AVAILABLE RECORDS:
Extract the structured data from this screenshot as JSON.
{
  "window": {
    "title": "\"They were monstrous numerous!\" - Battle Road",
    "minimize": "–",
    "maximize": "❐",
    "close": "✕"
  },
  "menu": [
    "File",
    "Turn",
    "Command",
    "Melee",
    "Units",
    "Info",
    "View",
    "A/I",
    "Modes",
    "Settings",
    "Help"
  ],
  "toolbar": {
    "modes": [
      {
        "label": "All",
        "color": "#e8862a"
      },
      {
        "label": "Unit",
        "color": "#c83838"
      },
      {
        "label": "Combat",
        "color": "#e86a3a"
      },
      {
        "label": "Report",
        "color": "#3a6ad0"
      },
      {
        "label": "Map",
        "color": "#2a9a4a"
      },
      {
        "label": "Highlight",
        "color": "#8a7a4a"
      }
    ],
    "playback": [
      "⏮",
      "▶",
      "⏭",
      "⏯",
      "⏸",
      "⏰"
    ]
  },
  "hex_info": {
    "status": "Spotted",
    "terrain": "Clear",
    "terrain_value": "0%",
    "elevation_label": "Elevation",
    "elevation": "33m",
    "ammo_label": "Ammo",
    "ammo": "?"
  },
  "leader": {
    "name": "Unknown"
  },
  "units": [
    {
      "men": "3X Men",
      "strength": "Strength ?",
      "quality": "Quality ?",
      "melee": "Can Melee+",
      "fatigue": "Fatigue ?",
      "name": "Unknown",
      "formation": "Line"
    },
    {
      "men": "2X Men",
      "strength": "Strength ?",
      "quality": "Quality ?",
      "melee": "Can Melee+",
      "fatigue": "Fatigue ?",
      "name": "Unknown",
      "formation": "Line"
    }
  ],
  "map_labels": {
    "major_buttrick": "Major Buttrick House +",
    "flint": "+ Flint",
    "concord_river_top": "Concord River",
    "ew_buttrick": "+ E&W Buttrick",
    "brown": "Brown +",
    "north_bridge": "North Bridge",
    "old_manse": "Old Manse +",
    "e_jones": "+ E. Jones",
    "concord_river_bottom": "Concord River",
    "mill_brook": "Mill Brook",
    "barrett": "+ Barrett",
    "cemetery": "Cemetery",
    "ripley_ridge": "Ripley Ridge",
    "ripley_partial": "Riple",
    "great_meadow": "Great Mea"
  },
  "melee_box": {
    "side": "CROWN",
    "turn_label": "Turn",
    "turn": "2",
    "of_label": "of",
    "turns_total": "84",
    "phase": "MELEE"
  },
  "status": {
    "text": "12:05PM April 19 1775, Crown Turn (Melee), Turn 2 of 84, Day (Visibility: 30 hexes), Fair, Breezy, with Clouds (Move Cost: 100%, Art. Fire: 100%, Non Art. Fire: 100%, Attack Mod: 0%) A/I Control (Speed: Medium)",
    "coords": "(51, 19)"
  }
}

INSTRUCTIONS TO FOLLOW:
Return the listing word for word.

RESULT OF THE TASK:
Extract the structured data from this screenshot as JSON.
{
  "window": {
    "title": "\"They were monstrous numerous!\" - Battle Road",
    "minimize": "–",
    "maximize": "❐",
    "close": "✕"
  },
  "menu": [
    "File",
    "Turn",
    "Command",
    "Melee",
    "Units",
    "Info",
    "View",
    "A/I",
    "Modes",
    "Settings",
    "Help"
  ],
  "toolbar": {
    "modes": [
      {
        "label": "All",
        "color": "#e8862a"
      },
      {
        "label": "Unit",
        "color": "#c83838"
      },
      {
        "label": "Combat",
        "color": "#e86a3a"
      },
      {
        "label": "Report",
        "color": "#3a6ad0"
      },
      {
        "label": "Map",
        "color": "#2a9a4a"
      },
      {
        "label": "Highlight",
        "color": "#8a7a4a"
      }
    ],
    "playback": [
      "⏮",
      "▶",
      "⏭",
      "⏯",
      "⏸",
      "⏰"
    ]
  },
  "hex_info": {
    "status": "Spotted",
    "terrain": "Clear",
    "terrain_value": "0%",
    "elevation_label": "Elevation",
    "elevation": "33m",
    "ammo_label": "Ammo",
    "ammo": "?"
  },
  "leader": {
    "name": "Unknown"
  },
  "units": [
    {
      "men": "3X Men",
      "strength": "Strength ?",
      "quality": "Quality ?",
      "melee": "Can Melee+",
      "fatigue": "Fatigue ?",
      "name": "Unknown",
      "formation": "Line"
    },
    {
      "men": "2X Men",
      "strength": "Strength ?",
      "quality": "Quality ?",
      "melee": "Can Melee+",
      "fatigue": "Fatigue ?",
      "name": "Unknown",
      "formation": "Line"
    }
  ],
  "map_labels": {
    "major_buttrick": "Major Buttrick House +",
    "flint": "+ Flint",
    "concord_river_top": "Concord River",
    "ew_buttrick": "+ E&W Buttrick",
    "brown": "Brown +",
    "north_bridge": "North Bridge",
    "old_manse": "Old Manse +",
    "e_jones": "+ E. Jones",
    "concord_river_bottom": "Concord River",
    "mill_brook": "Mill Brook",
    "barrett": "+ Barrett",
    "cemetery": "Cemetery",
    "ripley_ridge": "Ripley Ridge",
    "ripley_partial": "Riple",
    "great_meadow": "Great Mea"
  },
  "melee_box": {
    "side": "CROWN",
    "turn_label": "Turn",
    "turn": "2",
    "of_label": "of",
    "turns_total": "84",
    "phase": "MELEE"
  },
  "status": {
    "text": "12:05PM April 19 1775, Crown Turn (Melee), Turn 2 of 84, Day (Visibility: 30 hexes), Fair, Breezy, with Clouds (Move Cost: 100%, Art. Fire: 100%, Non Art. Fire: 100%, Attack Mod: 0%) A/I Control (Speed: Medium)",
    "coords": "(51, 19)"
  }
}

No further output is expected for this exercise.